## Data under study
++++++++

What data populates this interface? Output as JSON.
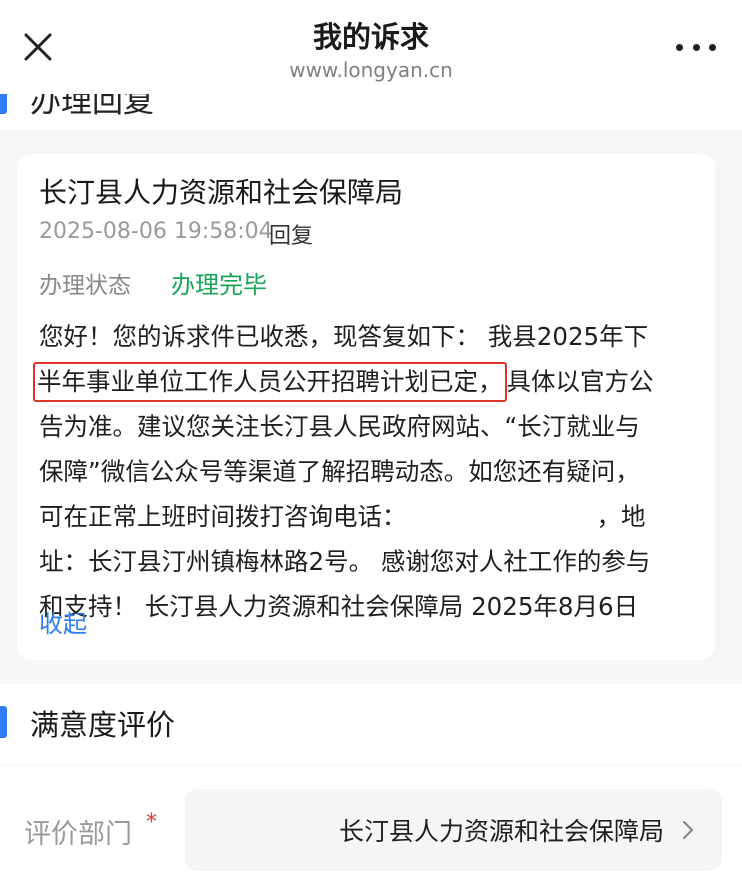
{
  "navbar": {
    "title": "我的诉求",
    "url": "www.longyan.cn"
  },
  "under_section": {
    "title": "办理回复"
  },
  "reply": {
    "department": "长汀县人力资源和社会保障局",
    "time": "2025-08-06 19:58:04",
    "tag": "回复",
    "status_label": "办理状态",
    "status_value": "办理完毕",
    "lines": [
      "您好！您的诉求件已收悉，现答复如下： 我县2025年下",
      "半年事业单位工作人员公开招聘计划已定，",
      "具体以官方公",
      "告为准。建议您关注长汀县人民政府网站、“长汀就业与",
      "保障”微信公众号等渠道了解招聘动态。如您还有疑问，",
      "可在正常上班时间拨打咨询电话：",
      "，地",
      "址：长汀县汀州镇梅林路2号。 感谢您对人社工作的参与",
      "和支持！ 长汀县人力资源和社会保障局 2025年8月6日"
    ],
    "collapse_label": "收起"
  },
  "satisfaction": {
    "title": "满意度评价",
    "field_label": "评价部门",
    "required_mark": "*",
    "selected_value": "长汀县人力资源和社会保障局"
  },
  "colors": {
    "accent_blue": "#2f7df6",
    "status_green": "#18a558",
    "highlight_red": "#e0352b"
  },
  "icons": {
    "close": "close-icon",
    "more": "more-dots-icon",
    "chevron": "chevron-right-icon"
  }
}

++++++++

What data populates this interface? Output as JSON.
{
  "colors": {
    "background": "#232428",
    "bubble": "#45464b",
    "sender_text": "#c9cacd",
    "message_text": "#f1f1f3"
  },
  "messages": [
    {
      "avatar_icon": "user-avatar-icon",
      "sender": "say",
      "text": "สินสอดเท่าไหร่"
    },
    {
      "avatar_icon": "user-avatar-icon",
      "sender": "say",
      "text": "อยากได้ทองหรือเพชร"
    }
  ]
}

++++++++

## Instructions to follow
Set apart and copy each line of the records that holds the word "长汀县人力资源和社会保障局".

## Exercise response
    "department": "长汀县人力资源和社会保障局",
      "和支持！ 长汀县人力资源和社会保障局 2025年8月6日"
    "selected_value": "长汀县人力资源和社会保障局"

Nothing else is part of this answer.